DATA PROVIDED START
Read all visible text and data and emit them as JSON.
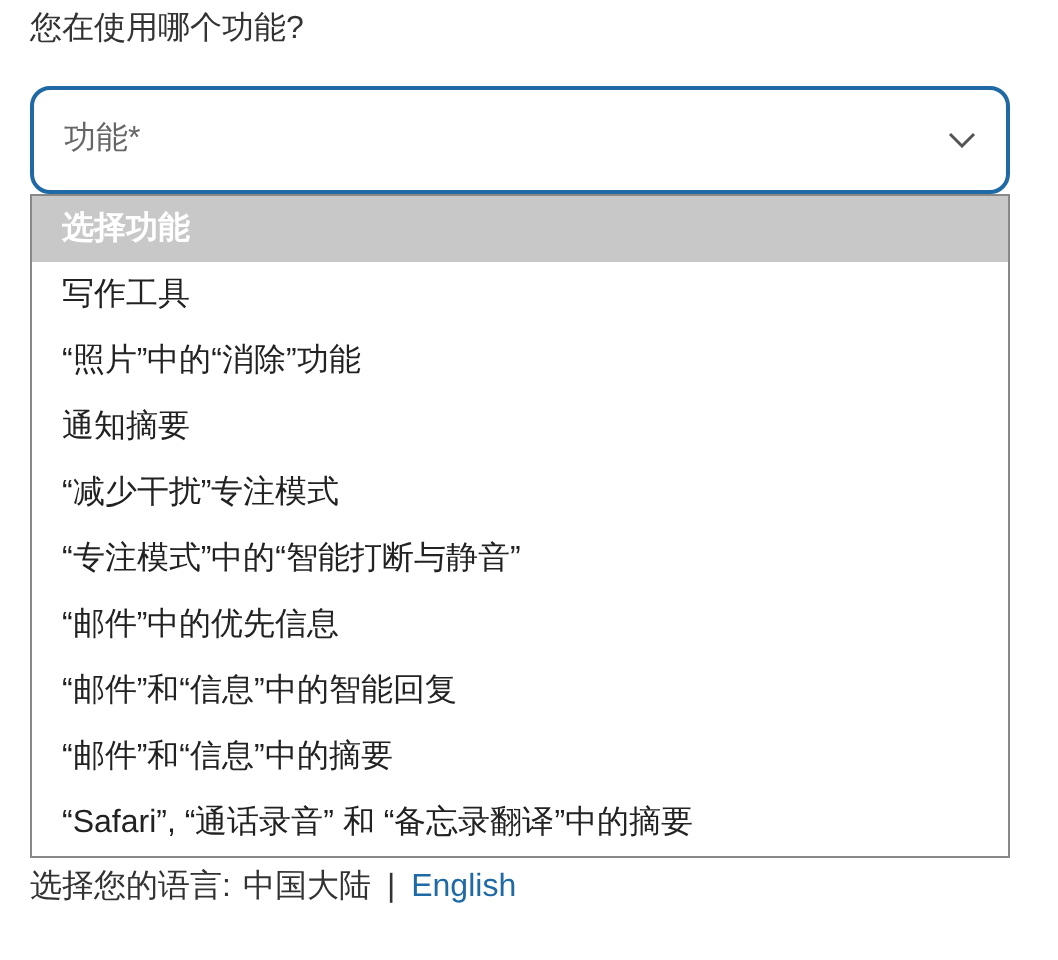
{
  "question": "您在使用哪个功能?",
  "select": {
    "placeholder": "功能*",
    "expanded": true
  },
  "options": [
    {
      "label": "选择功能",
      "selected": true
    },
    {
      "label": "写作工具",
      "selected": false
    },
    {
      "label": "“照片”中的“消除”功能",
      "selected": false
    },
    {
      "label": "通知摘要",
      "selected": false
    },
    {
      "label": "“减少干扰”专注模式",
      "selected": false
    },
    {
      "label": "“专注模式”中的“智能打断与静音”",
      "selected": false
    },
    {
      "label": "“邮件”中的优先信息",
      "selected": false
    },
    {
      "label": "“邮件”和“信息”中的智能回复",
      "selected": false
    },
    {
      "label": "“邮件”和“信息”中的摘要",
      "selected": false
    },
    {
      "label": "“Safari”, “通话录音” 和 “备忘录翻译”中的摘要",
      "selected": false
    }
  ],
  "footer": {
    "label": "选择您的语言:",
    "region": "中国大陆",
    "separator": "|",
    "link": "English"
  }
}
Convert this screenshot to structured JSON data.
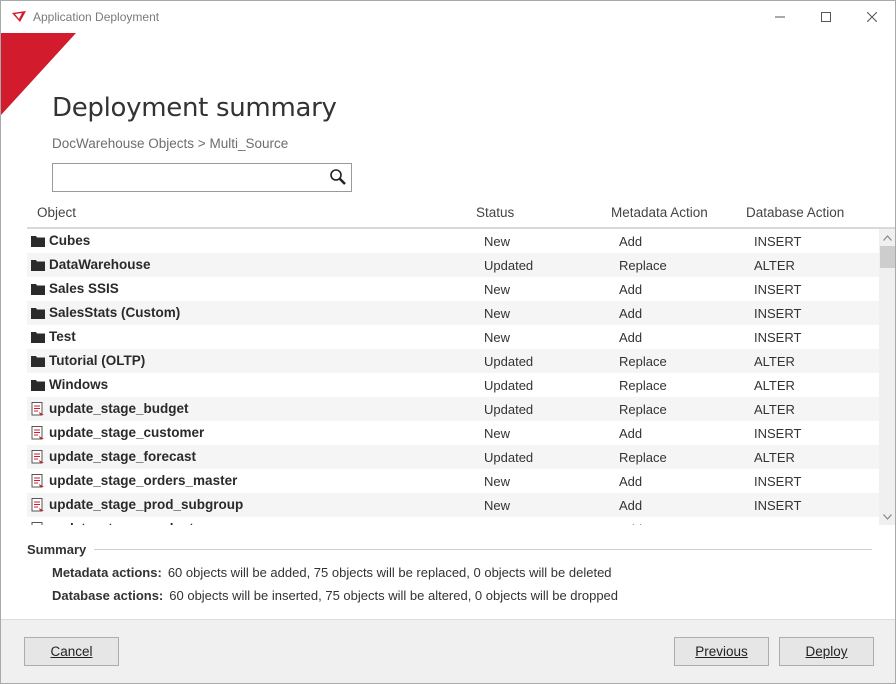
{
  "window": {
    "title": "Application Deployment"
  },
  "page": {
    "title": "Deployment summary",
    "breadcrumb": "DocWarehouse Objects > Multi_Source"
  },
  "search": {
    "placeholder": "",
    "value": ""
  },
  "grid": {
    "columns": {
      "object": "Object",
      "status": "Status",
      "metadata_action": "Metadata Action",
      "database_action": "Database Action"
    },
    "rows": [
      {
        "icon": "folder-icon",
        "name": "Cubes",
        "status": "New",
        "metadata": "Add",
        "database": "INSERT"
      },
      {
        "icon": "folder-icon",
        "name": "DataWarehouse",
        "status": "Updated",
        "metadata": "Replace",
        "database": "ALTER"
      },
      {
        "icon": "folder-icon",
        "name": "Sales SSIS",
        "status": "New",
        "metadata": "Add",
        "database": "INSERT"
      },
      {
        "icon": "folder-icon",
        "name": "SalesStats (Custom)",
        "status": "New",
        "metadata": "Add",
        "database": "INSERT"
      },
      {
        "icon": "folder-icon",
        "name": "Test",
        "status": "New",
        "metadata": "Add",
        "database": "INSERT"
      },
      {
        "icon": "folder-icon",
        "name": "Tutorial (OLTP)",
        "status": "Updated",
        "metadata": "Replace",
        "database": "ALTER"
      },
      {
        "icon": "folder-icon",
        "name": "Windows",
        "status": "Updated",
        "metadata": "Replace",
        "database": "ALTER"
      },
      {
        "icon": "script-icon",
        "name": "update_stage_budget",
        "status": "Updated",
        "metadata": "Replace",
        "database": "ALTER"
      },
      {
        "icon": "script-icon",
        "name": "update_stage_customer",
        "status": "New",
        "metadata": "Add",
        "database": "INSERT"
      },
      {
        "icon": "script-icon",
        "name": "update_stage_forecast",
        "status": "Updated",
        "metadata": "Replace",
        "database": "ALTER"
      },
      {
        "icon": "script-icon",
        "name": "update_stage_orders_master",
        "status": "New",
        "metadata": "Add",
        "database": "INSERT"
      },
      {
        "icon": "script-icon",
        "name": "update_stage_prod_subgroup",
        "status": "New",
        "metadata": "Add",
        "database": "INSERT"
      },
      {
        "icon": "script-icon",
        "name": "update_stage_product",
        "status": "New",
        "metadata": "Add",
        "database": "INSERT"
      }
    ]
  },
  "summary": {
    "title": "Summary",
    "metadata_label": "Metadata actions:",
    "metadata_text": "60 objects will be added,  75 objects will be replaced,  0 objects will be deleted",
    "database_label": "Database actions:",
    "database_text": "60 objects will be inserted,  75 objects will be altered,  0 objects will be dropped"
  },
  "buttons": {
    "cancel": "Cancel",
    "previous": "Previous",
    "deploy": "Deploy"
  },
  "colors": {
    "accent": "#d21b2c",
    "footer": "#f0f0f0"
  }
}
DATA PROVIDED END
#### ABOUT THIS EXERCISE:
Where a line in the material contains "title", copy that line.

#### RESPONSE:
    "title": "Application Deployment"
    "title": "Deployment summary",
    "title": "Summary",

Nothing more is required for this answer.